* [PROBLEM DETAILS]:
Could you retype the entries exactly as they are?
*** SUPPLIED MATERIAL Section Begins ***
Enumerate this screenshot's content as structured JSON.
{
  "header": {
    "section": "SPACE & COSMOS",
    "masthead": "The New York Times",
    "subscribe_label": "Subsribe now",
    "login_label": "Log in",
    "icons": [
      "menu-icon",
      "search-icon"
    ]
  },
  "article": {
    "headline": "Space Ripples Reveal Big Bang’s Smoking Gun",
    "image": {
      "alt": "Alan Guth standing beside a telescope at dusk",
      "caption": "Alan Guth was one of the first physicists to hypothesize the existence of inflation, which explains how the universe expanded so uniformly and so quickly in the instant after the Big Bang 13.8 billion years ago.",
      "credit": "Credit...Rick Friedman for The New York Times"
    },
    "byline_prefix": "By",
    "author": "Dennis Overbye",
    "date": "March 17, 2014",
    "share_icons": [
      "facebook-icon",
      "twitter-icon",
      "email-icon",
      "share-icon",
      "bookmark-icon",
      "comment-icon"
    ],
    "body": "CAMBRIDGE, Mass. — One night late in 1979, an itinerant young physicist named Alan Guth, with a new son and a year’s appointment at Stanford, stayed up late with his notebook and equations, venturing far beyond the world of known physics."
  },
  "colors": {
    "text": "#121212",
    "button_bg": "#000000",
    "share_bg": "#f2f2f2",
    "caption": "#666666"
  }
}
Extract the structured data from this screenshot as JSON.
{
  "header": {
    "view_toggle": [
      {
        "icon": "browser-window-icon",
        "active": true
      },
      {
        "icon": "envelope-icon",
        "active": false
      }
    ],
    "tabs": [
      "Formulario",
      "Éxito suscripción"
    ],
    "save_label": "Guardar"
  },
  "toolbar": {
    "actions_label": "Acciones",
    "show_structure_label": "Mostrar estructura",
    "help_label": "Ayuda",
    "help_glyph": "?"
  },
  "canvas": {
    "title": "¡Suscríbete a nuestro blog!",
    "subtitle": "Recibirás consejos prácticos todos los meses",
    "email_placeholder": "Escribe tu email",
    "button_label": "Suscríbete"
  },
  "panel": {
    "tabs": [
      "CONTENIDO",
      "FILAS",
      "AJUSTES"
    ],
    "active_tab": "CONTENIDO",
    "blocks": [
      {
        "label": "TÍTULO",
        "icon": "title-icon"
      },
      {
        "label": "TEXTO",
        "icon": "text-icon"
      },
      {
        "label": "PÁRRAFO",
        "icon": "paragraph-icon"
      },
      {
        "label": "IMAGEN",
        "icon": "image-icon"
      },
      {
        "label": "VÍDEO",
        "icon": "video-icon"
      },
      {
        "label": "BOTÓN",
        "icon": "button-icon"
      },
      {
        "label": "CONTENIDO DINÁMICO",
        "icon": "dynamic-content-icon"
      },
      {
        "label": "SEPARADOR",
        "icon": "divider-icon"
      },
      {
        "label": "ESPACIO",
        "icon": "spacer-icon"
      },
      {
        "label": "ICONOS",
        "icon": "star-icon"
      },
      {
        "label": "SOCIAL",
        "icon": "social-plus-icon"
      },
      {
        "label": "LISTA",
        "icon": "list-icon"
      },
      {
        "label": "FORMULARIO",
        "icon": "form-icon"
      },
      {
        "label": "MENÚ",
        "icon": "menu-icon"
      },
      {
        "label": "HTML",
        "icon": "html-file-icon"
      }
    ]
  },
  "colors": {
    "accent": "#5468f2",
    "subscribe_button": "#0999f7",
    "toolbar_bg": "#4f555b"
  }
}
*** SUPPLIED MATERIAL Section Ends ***
* [REPLY]:
Enumerate this screenshot's content as structured JSON.
{
  "header": {
    "section": "SPACE & COSMOS",
    "masthead": "The New York Times",
    "subscribe_label": "Subsribe now",
    "login_label": "Log in",
    "icons": [
      "menu-icon",
      "search-icon"
    ]
  },
  "article": {
    "headline": "Space Ripples Reveal Big Bang’s Smoking Gun",
    "image": {
      "alt": "Alan Guth standing beside a telescope at dusk",
      "caption": "Alan Guth was one of the first physicists to hypothesize the existence of inflation, which explains how the universe expanded so uniformly and so quickly in the instant after the Big Bang 13.8 billion years ago.",
      "credit": "Credit...Rick Friedman for The New York Times"
    },
    "byline_prefix": "By",
    "author": "Dennis Overbye",
    "date": "March 17, 2014",
    "share_icons": [
      "facebook-icon",
      "twitter-icon",
      "email-icon",
      "share-icon",
      "bookmark-icon",
      "comment-icon"
    ],
    "body": "CAMBRIDGE, Mass. — One night late in 1979, an itinerant young physicist named Alan Guth, with a new son and a year’s appointment at Stanford, stayed up late with his notebook and equations, venturing far beyond the world of known physics."
  },
  "colors": {
    "text": "#121212",
    "button_bg": "#000000",
    "share_bg": "#f2f2f2",
    "caption": "#666666"
  }
}
Extract the structured data from this screenshot as JSON.
{
  "header": {
    "view_toggle": [
      {
        "icon": "browser-window-icon",
        "active": true
      },
      {
        "icon": "envelope-icon",
        "active": false
      }
    ],
    "tabs": [
      "Formulario",
      "Éxito suscripción"
    ],
    "save_label": "Guardar"
  },
  "toolbar": {
    "actions_label": "Acciones",
    "show_structure_label": "Mostrar estructura",
    "help_label": "Ayuda",
    "help_glyph": "?"
  },
  "canvas": {
    "title": "¡Suscríbete a nuestro blog!",
    "subtitle": "Recibirás consejos prácticos todos los meses",
    "email_placeholder": "Escribe tu email",
    "button_label": "Suscríbete"
  },
  "panel": {
    "tabs": [
      "CONTENIDO",
      "FILAS",
      "AJUSTES"
    ],
    "active_tab": "CONTENIDO",
    "blocks": [
      {
        "label": "TÍTULO",
        "icon": "title-icon"
      },
      {
        "label": "TEXTO",
        "icon": "text-icon"
      },
      {
        "label": "PÁRRAFO",
        "icon": "paragraph-icon"
      },
      {
        "label": "IMAGEN",
        "icon": "image-icon"
      },
      {
        "label": "VÍDEO",
        "icon": "video-icon"
      },
      {
        "label": "BOTÓN",
        "icon": "button-icon"
      },
      {
        "label": "CONTENIDO DINÁMICO",
        "icon": "dynamic-content-icon"
      },
      {
        "label": "SEPARADOR",
        "icon": "divider-icon"
      },
      {
        "label": "ESPACIO",
        "icon": "spacer-icon"
      },
      {
        "label": "ICONOS",
        "icon": "star-icon"
      },
      {
        "label": "SOCIAL",
        "icon": "social-plus-icon"
      },
      {
        "label": "LISTA",
        "icon": "list-icon"
      },
      {
        "label": "FORMULARIO",
        "icon": "form-icon"
      },
      {
        "label": "MENÚ",
        "icon": "menu-icon"
      },
      {
        "label": "HTML",
        "icon": "html-file-icon"
      }
    ]
  },
  "colors": {
    "accent": "#5468f2",
    "subscribe_button": "#0999f7",
    "toolbar_bg": "#4f555b"
  }
}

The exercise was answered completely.